My move to Los Angeles, CA. led me to an epiphany about the need to ask others for help.
I was so determined to be independent that the very idea of needing someone to do anything for me hurt my feelings and would bring me to tears. I’d cry and pout partly because of my pride, partly because of my only child syndrome, and partly because of fear of rejection. Further, I didn’t want to feel obligated to anyone nor have the help thrown back up in my face.
There are moments in life where you just don’t have a choice but to ask for help, like the day I needed a ride to rent a car. Anyone who’s ever been to LA knows you can barely get across the sidewalk without a car. So I reluctantly asked a musician acquaintance for a ride. As we rode I began to tell him how hard it was for me to ask for his help. I went on to describe how I was used to being the person helping others, how it was a more rewarding and comfortable position for me than being on the receiving end.

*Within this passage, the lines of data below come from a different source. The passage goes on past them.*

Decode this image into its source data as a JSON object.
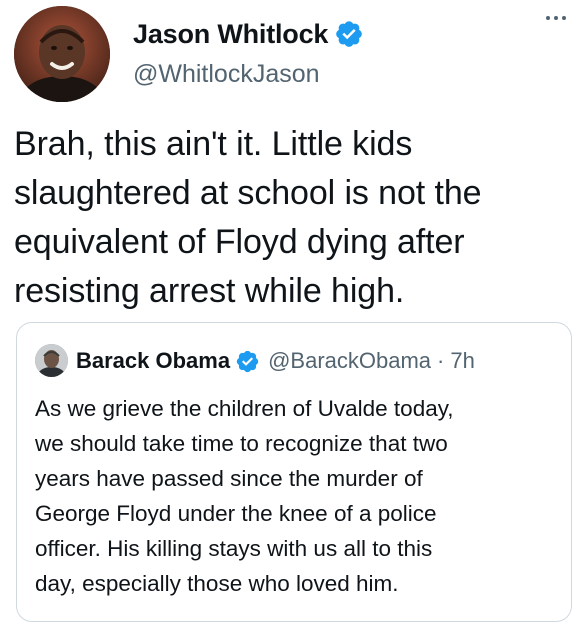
{
  "tweet": {
    "author": {
      "display_name": "Jason Whitlock",
      "handle": "@WhitlockJason",
      "verified": true,
      "avatar_icon": "profile-photo"
    },
    "more_icon": "more-horizontal-icon",
    "text_lines": [
      "Brah, this ain't it. Little kids",
      "slaughtered at school is not the",
      "equivalent of Floyd dying after",
      "resisting arrest while high."
    ]
  },
  "quoted_tweet": {
    "author": {
      "display_name": "Barack Obama",
      "handle": "@BarackObama",
      "verified": true,
      "avatar_icon": "profile-photo"
    },
    "separator": "·",
    "time": "7h",
    "text_lines": [
      "As we grieve the children of Uvalde today,",
      "we should take time to recognize that two",
      "years have passed since the murder of",
      "George Floyd under the knee of a police",
      "officer. His killing stays with us all to this",
      "day, especially those who loved him."
    ]
  },
  "colors": {
    "text_primary": "#0f1419",
    "text_secondary": "#536471",
    "verified_blue": "#1d9bf0",
    "border": "#cfd9de"
  }
}
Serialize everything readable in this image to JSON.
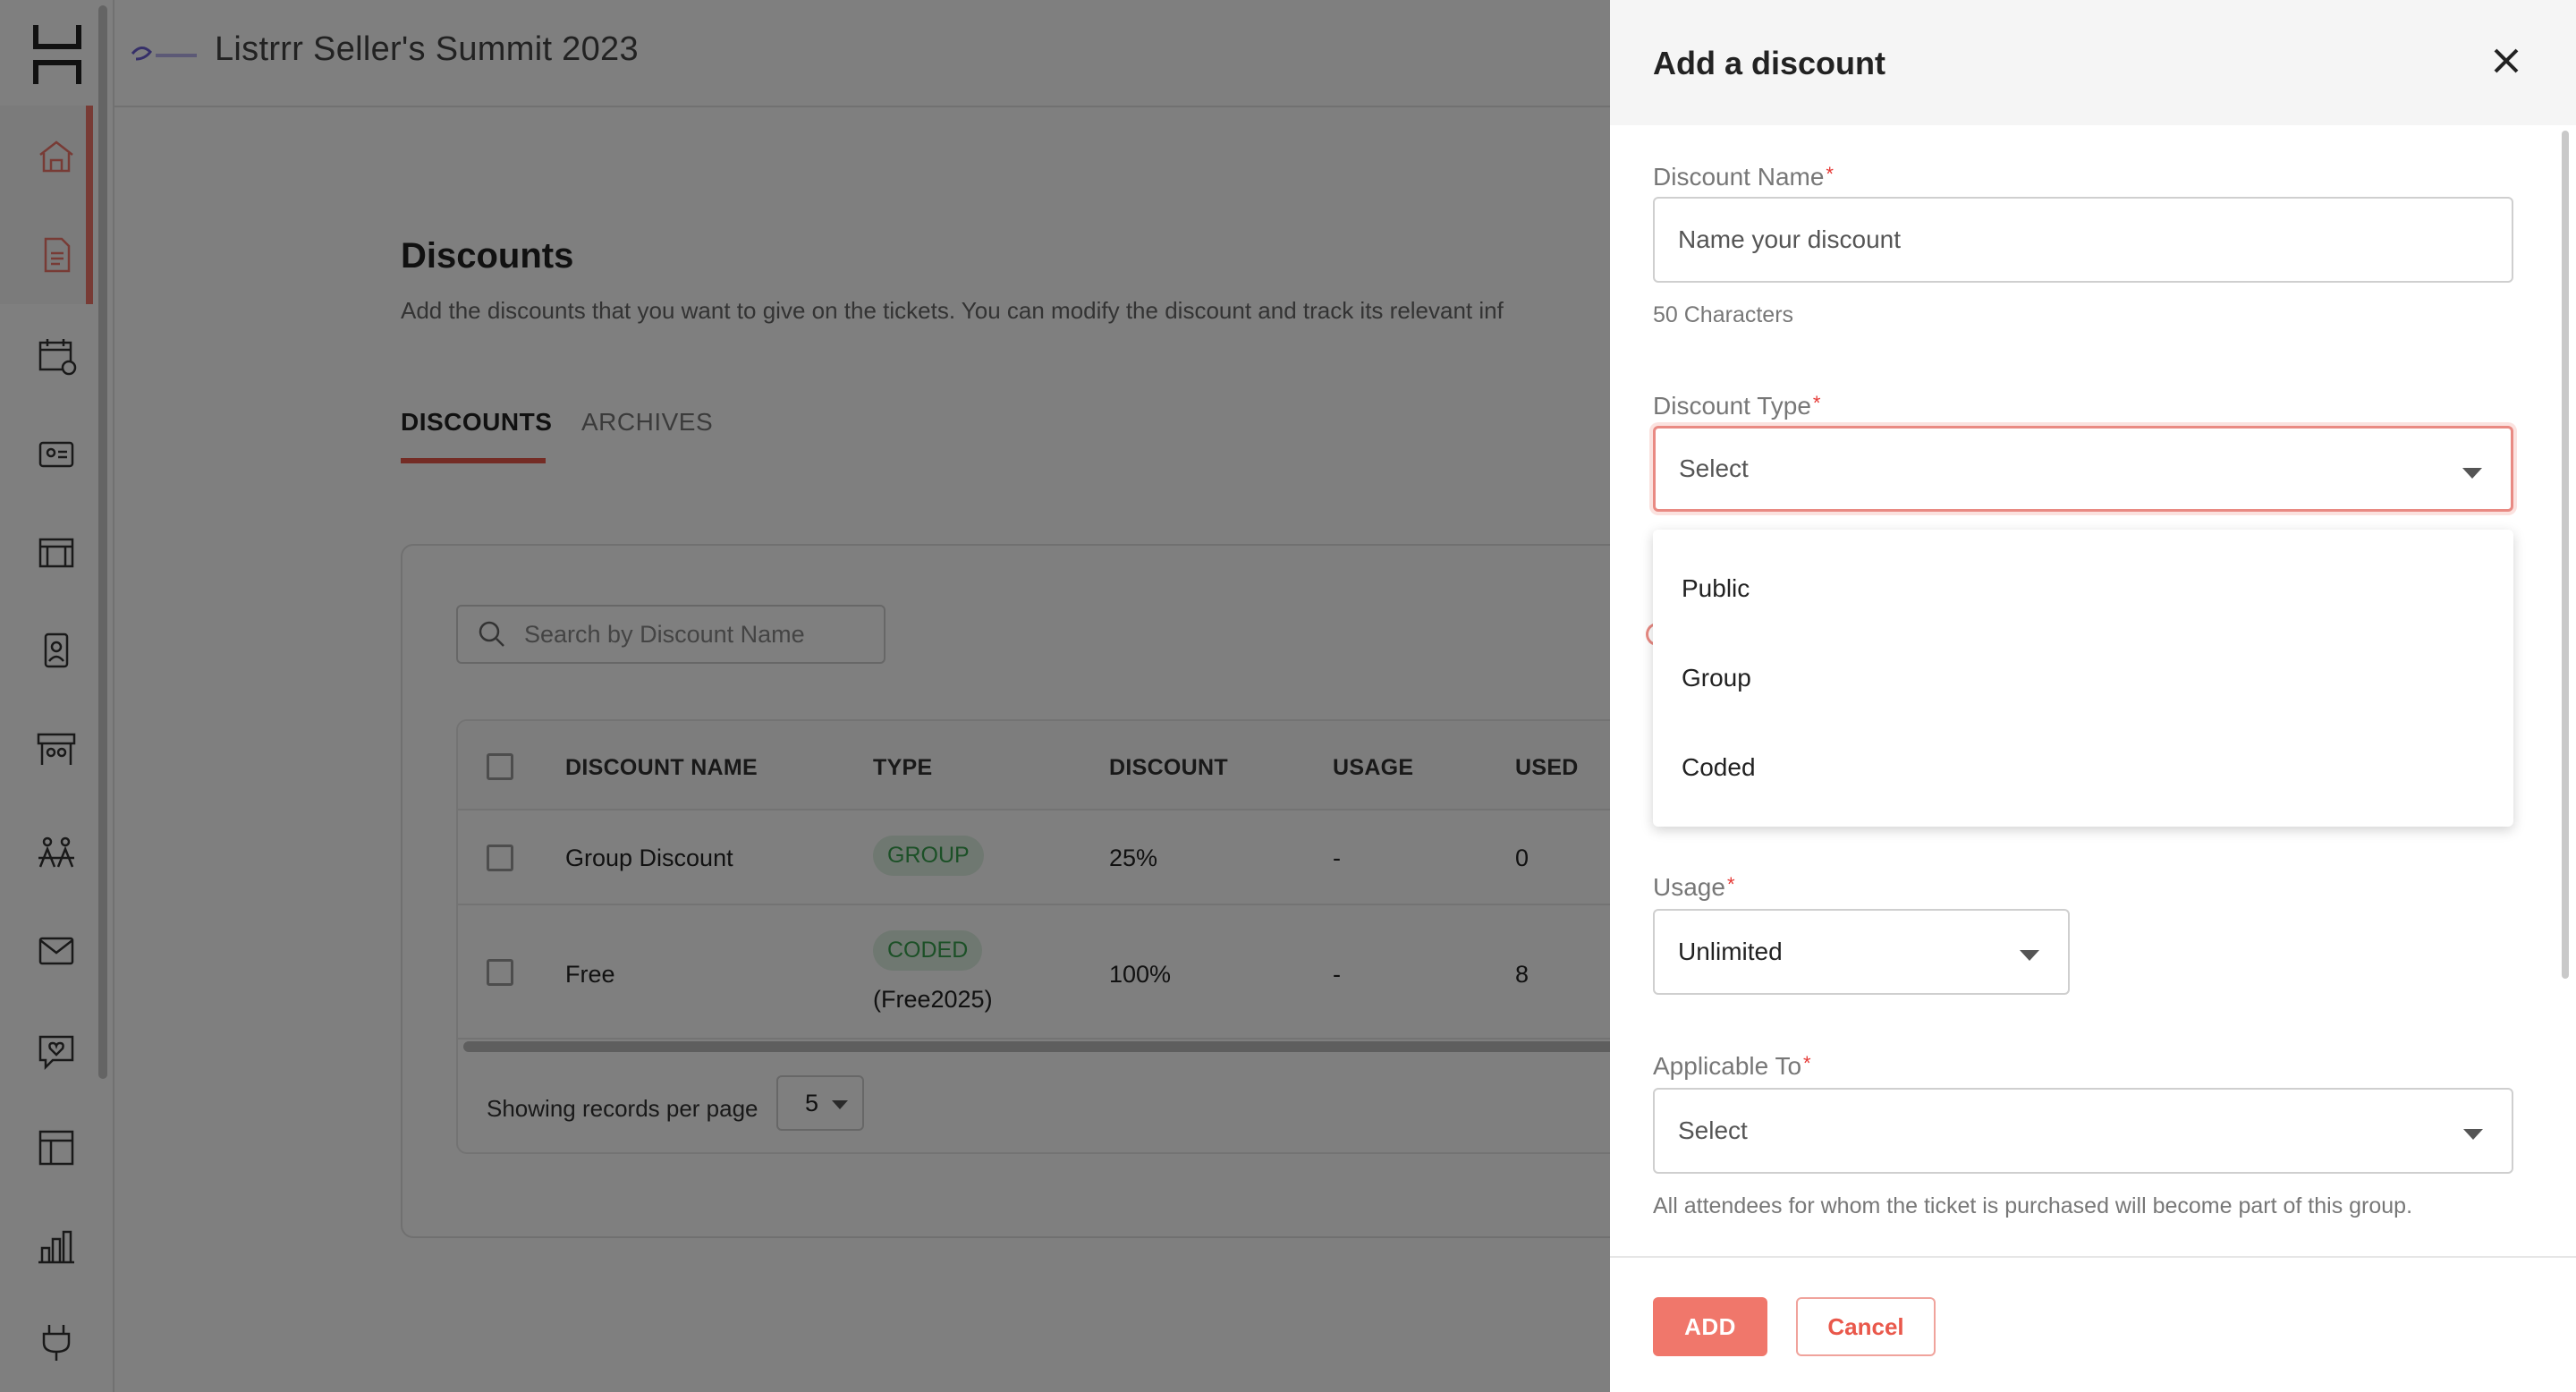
{
  "header": {
    "event_title": "Listrrr Seller's Summit 2023"
  },
  "page": {
    "title": "Discounts",
    "description": "Add the discounts that you want to give on the tickets. You can modify the discount and track its relevant inf",
    "tabs": [
      {
        "label": "DISCOUNTS",
        "active": true
      },
      {
        "label": "ARCHIVES",
        "active": false
      }
    ]
  },
  "search": {
    "placeholder": "Search by Discount Name"
  },
  "table": {
    "columns": [
      "DISCOUNT NAME",
      "TYPE",
      "DISCOUNT",
      "USAGE",
      "USED"
    ],
    "rows": [
      {
        "name": "Group Discount",
        "type": "GROUP",
        "code": "",
        "discount": "25%",
        "usage": "-",
        "used": "0"
      },
      {
        "name": "Free",
        "type": "CODED",
        "code": "(Free2025)",
        "discount": "100%",
        "usage": "-",
        "used": "8"
      }
    ],
    "footer_label": "Showing records per page",
    "per_page": "5"
  },
  "drawer": {
    "title": "Add a discount",
    "discount_name": {
      "label": "Discount Name",
      "placeholder": "Name your discount",
      "helper": "50 Characters"
    },
    "discount_type": {
      "label": "Discount Type",
      "value": "Select",
      "options": [
        "Public",
        "Group",
        "Coded"
      ]
    },
    "usage": {
      "label": "Usage",
      "value": "Unlimited"
    },
    "applicable_to": {
      "label": "Applicable To",
      "value": "Select",
      "helper": "All attendees for whom the ticket is purchased will become part of this group."
    },
    "add_label": "ADD",
    "cancel_label": "Cancel"
  },
  "colors": {
    "accent": "#f0776b",
    "badge_bg": "#dff1e2",
    "badge_text": "#39a14e"
  }
}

This gentleman blew me away when he suggested that perhaps I was not as giving as I thought I was; that I might actually be selfish. He said that his gift, talent or interest might actually be driving people around the city and that I almost prevented him from sharing it, had I not called. Sound like game?
Maybe. But he took his point a step further. He told me that when you try to do everything by yourself you may be preventing someone else from fulfilling their purpose and using their talents, gifts and abilities to bless you, which would ultimately bless them. He then suggested that I might be selfish by always wanting to be the giver, thus, never allowing anyone else to help. My mind raced. I could not believe it. Had I become a greedy giver?
While I could have challenged his statements, the truth is he left me speechless. What he said made sense and hit me hard. I needed to examine myself and admit that sometimes helping others was more about wanting all the glory, being a big shot, being in control. Asking for help from others made me like a helpless little girl; it made me feel like people might somehow think less of me. Somewhere in my mind I didn’t feel I deserved the help of others. If someone helped me, that meant I didn’t do things my way; or I was less accomplished. When it came down to it, I realized that I had a chip on my shoulder, I was a control freak, and that I was afraid of exposing my weaknesses, my humanity.
When we truly let down our guard to allow someone to help us, it often means that they will discern our shortcomings, and the image that they had of us might be diminished.
Someone may discover that the infrastructure in your business is weak, that you make less money than perceived, or that you’re a terrible speller. Whatever the case, it can be a humbling experience.
We all need to stop and consider that what others bring to the table may be their calling, their gift, their destiny. Accept it, let others fulfill their purpose just as you fulfill yours when you give. Don’t be a greedy giver, taking up all the blessings for yourself.
In life everyone needs to feel significant, like what they contribute means something special. News flash, you’re not the only person who can make a difference or get the job done. Don’t wait until it’s too late to ask for help. Give someone a chance to help you and reap the mutual benefits. Your life will be richer for it.
Remember, everybody needs somebody sometime…
DEYA DIRECTIVE: Stop pretending you don’t need people. We ALL do! Even independent America needs other countries. Real people draw other real people into their lives, which means they will embrace you for your strengths and your weaknesses. And when you are weak and need their support, let them help you. Don’t be the lone ranger if that is not what you really want.
Deya “Direct” Smith, is a producer on the Tom Joyner Morning Show and host of Girlfriend FM & Beyond the Studio celebrity interviews. She is also the author of the best-selling book “Touch Yourself, 30 Ways to Live, Love and Let Go!” (www.touchmebooks.com) Deya is a life-style and inspirational speaker.